Transcript 2gQ PICTURESQUE PALESTINE. cemetery, and was consequently unclean. The thought of residing there was repulsive to the Jews, and Herod had to resort to various expedients to induce people to live in his new town. Josephus states that " many were necessitated by Herod to come thither out of the country belonging to him, and were by force compelled to be its inhabitants.
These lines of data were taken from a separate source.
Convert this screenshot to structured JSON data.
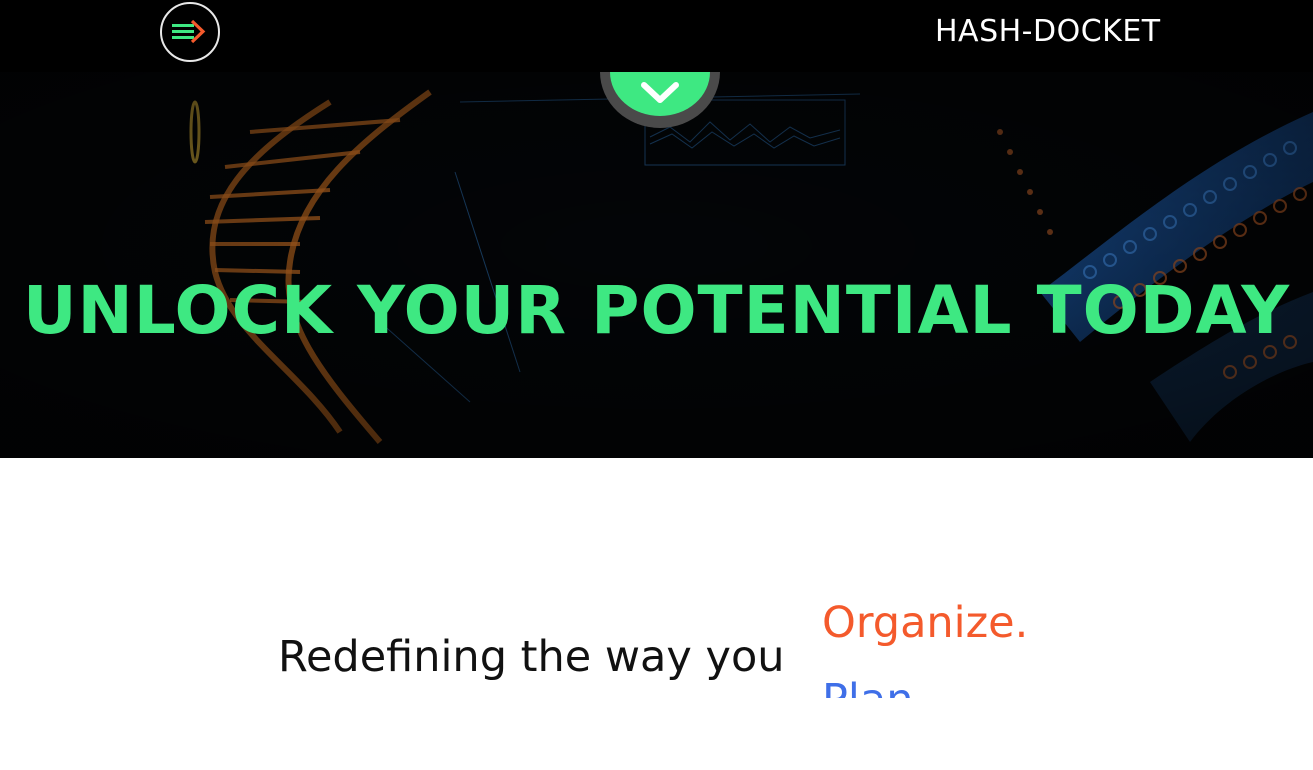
{
  "navbar": {
    "brand": "HASH-DOCKET",
    "logo_icon": "forward-arrow-icon"
  },
  "hero": {
    "title": "UNLOCK YOUR POTENTIAL TODAY",
    "scroll_icon": "chevron-down-icon"
  },
  "tagline": {
    "prefix": "Redefining the way you",
    "words": [
      "Organize.",
      "Plan."
    ]
  },
  "colors": {
    "accent_green": "#3ee882",
    "word_orange": "#f45a2c",
    "word_blue": "#3f6fe8",
    "nav_bg": "#000000"
  }
}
Some of them were persons of condition He also admitted poor people, such as those that were collected from all parts, to dwell in it. Nay, some of them were not quite freemen, and these he was a benefactor to, and made them free in great numbers, but obliged them not to forsake the city, by building them very good houses at his own expense, and by giving them land also; for he was sensible that to make this place a habitation was to transgress the ancient Jewish laws, because many sepulchres had to be taken away in order to make room for the city " (" Antiquities," xviii. 2, 3). This offence passed away with time, for a generation later Tiberias and Sepphoris (see page 286) were the most important cities of Galilee, and still later Tiberias became the seat of the Sanhedrim, and the residence of many learned and eminent rabbis. Further, it had at one time as many as thirteen synagogues. The Mishna was completed here by Rabbi Judah, called "the Holy," a.d. 220. The Jerusalem Talmud was also written here, about a century later, and the ancient Jewish writers themselves are authority for the statement that " the university of Tiberias was greater than that of Zippor or Sepphoris." The graves of Rabbis Ami, Ashe, and Akiba, and of the famous scholar Maimonides, are pointed out in the Jewish burial-ground to the west of the present city. St. Jerome also considered himself fortunate in having had for his teacher in Hebrew a learned Jew from this famous city. It is not known that Christ ever visited Tiberias, and some writers would account for the supposed fact by a reference to the ceremonial uncleanness of the place, while others think he did not wish to put himself unnecessarily into the power of Antipas. The rebuilding of Tiberias cannot have taken place before a.d. 20, or later than a.d, 27; hence we know nearly at what period of Christ's life this work went on. With the princely means of Antipas lavished upon it to make it a perfect city, its growth was rapid and its period of prosperity was permanent and long-continued. Here rose, as if by magic, fine Grecian colonnades, Roman gates, and costly public edifices, including the palace of Herod, while the streets and squares of the city were adorned with marble statues, and its synagogue was one of the finest in the province of Galilee. Here the council of the nobles of Tiberias, consisting of six hundred members, held its sessions during the Jewish War. The strengt of the place at that time is indicated by the fact that Vespasian did not dare to approach the city with less than three legions of his best troops. The steep hill already referred to, which overlooked the old city, rises to a perpendicu ar height of one thousand feet. It is full of ancient caves, some of which are over one hundre feet in length, with cemented walls and abundant evidences of their having been occupie as dwellings. They are now principally the abode of hyenas, foxes, and jackals. The 0 wall of the town led up on the south side of this hill in a zigzag line, and cisterns exist <